**WHAT THIS TASK INVOLVES**. A complete copy of the entries, exactly as written, is the expected result.

**DATA FOR THE TASK**.
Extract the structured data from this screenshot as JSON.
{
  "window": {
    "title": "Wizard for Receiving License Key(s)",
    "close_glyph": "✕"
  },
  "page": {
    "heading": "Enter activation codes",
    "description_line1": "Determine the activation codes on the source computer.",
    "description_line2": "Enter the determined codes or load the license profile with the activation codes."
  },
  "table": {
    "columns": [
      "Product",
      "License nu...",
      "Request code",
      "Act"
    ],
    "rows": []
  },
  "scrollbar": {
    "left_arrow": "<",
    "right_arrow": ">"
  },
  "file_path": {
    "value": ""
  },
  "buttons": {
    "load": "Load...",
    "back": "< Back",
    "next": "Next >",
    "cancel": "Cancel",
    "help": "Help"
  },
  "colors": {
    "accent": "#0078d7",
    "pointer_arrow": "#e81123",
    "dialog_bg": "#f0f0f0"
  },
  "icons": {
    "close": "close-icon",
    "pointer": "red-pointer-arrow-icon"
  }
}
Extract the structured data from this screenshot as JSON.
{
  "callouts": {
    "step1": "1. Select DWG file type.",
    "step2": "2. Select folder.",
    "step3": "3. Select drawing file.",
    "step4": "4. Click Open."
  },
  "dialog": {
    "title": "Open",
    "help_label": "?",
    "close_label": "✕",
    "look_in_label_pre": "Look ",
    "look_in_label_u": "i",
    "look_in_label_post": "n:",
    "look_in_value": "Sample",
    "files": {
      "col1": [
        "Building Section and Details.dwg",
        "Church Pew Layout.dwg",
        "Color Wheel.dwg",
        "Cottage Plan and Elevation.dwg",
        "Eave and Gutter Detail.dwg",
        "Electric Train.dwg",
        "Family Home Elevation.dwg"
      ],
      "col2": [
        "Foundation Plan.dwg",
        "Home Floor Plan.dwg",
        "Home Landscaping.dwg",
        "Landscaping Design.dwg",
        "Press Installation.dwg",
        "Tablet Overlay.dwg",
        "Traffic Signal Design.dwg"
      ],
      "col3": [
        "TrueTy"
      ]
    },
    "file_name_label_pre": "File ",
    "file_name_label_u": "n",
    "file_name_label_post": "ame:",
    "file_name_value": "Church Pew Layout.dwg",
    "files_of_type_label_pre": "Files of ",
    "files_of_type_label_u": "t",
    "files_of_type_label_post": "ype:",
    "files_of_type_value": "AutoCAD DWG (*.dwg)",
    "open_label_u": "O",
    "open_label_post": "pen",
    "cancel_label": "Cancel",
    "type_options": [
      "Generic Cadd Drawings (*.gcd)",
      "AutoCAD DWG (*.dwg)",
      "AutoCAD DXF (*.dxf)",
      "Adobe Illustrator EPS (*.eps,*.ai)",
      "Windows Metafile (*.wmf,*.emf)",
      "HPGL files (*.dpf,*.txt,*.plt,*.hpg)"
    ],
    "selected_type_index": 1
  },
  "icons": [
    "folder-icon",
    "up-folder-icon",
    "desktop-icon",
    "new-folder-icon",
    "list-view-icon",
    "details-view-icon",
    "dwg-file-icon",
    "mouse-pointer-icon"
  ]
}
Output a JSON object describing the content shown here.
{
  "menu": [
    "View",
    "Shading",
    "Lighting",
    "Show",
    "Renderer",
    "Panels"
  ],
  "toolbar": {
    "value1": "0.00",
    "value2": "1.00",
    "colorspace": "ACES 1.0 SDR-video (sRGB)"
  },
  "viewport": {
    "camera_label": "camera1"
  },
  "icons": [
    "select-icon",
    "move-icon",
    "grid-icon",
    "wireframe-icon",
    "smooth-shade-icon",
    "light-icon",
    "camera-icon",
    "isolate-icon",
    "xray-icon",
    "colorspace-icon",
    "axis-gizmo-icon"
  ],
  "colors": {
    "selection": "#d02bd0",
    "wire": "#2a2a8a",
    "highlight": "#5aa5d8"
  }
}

**ANSWER BOX**.
Extract the structured data from this screenshot as JSON.
{
  "window": {
    "title": "Wizard for Receiving License Key(s)",
    "close_glyph": "✕"
  },
  "page": {
    "heading": "Enter activation codes",
    "description_line1": "Determine the activation codes on the source computer.",
    "description_line2": "Enter the determined codes or load the license profile with the activation codes."
  },
  "table": {
    "columns": [
      "Product",
      "License nu...",
      "Request code",
      "Act"
    ],
    "rows": []
  },
  "scrollbar": {
    "left_arrow": "<",
    "right_arrow": ">"
  },
  "file_path": {
    "value": ""
  },
  "buttons": {
    "load": "Load...",
    "back": "< Back",
    "next": "Next >",
    "cancel": "Cancel",
    "help": "Help"
  },
  "colors": {
    "accent": "#0078d7",
    "pointer_arrow": "#e81123",
    "dialog_bg": "#f0f0f0"
  },
  "icons": {
    "close": "close-icon",
    "pointer": "red-pointer-arrow-icon"
  }
}
Extract the structured data from this screenshot as JSON.
{
  "callouts": {
    "step1": "1. Select DWG file type.",
    "step2": "2. Select folder.",
    "step3": "3. Select drawing file.",
    "step4": "4. Click Open."
  },
  "dialog": {
    "title": "Open",
    "help_label": "?",
    "close_label": "✕",
    "look_in_label_pre": "Look ",
    "look_in_label_u": "i",
    "look_in_label_post": "n:",
    "look_in_value": "Sample",
    "files": {
      "col1": [
        "Building Section and Details.dwg",
        "Church Pew Layout.dwg",
        "Color Wheel.dwg",
        "Cottage Plan and Elevation.dwg",
        "Eave and Gutter Detail.dwg",
        "Electric Train.dwg",
        "Family Home Elevation.dwg"
      ],
      "col2": [
        "Foundation Plan.dwg",
        "Home Floor Plan.dwg",
        "Home Landscaping.dwg",
        "Landscaping Design.dwg",
        "Press Installation.dwg",
        "Tablet Overlay.dwg",
        "Traffic Signal Design.dwg"
      ],
      "col3": [
        "TrueTy"
      ]
    },
    "file_name_label_pre": "File ",
    "file_name_label_u": "n",
    "file_name_label_post": "ame:",
    "file_name_value": "Church Pew Layout.dwg",
    "files_of_type_label_pre": "Files of ",
    "files_of_type_label_u": "t",
    "files_of_type_label_post": "ype:",
    "files_of_type_value": "AutoCAD DWG (*.dwg)",
    "open_label_u": "O",
    "open_label_post": "pen",
    "cancel_label": "Cancel",
    "type_options": [
      "Generic Cadd Drawings (*.gcd)",
      "AutoCAD DWG (*.dwg)",
      "AutoCAD DXF (*.dxf)",
      "Adobe Illustrator EPS (*.eps,*.ai)",
      "Windows Metafile (*.wmf,*.emf)",
      "HPGL files (*.dpf,*.txt,*.plt,*.hpg)"
    ],
    "selected_type_index": 1
  },
  "icons": [
    "folder-icon",
    "up-folder-icon",
    "desktop-icon",
    "new-folder-icon",
    "list-view-icon",
    "details-view-icon",
    "dwg-file-icon",
    "mouse-pointer-icon"
  ]
}
Output a JSON object describing the content shown here.
{
  "menu": [
    "View",
    "Shading",
    "Lighting",
    "Show",
    "Renderer",
    "Panels"
  ],
  "toolbar": {
    "value1": "0.00",
    "value2": "1.00",
    "colorspace": "ACES 1.0 SDR-video (sRGB)"
  },
  "viewport": {
    "camera_label": "camera1"
  },
  "icons": [
    "select-icon",
    "move-icon",
    "grid-icon",
    "wireframe-icon",
    "smooth-shade-icon",
    "light-icon",
    "camera-icon",
    "isolate-icon",
    "xray-icon",
    "colorspace-icon",
    "axis-gizmo-icon"
  ],
  "colors": {
    "selection": "#d02bd0",
    "wire": "#2a2a8a",
    "highlight": "#5aa5d8"
  }
}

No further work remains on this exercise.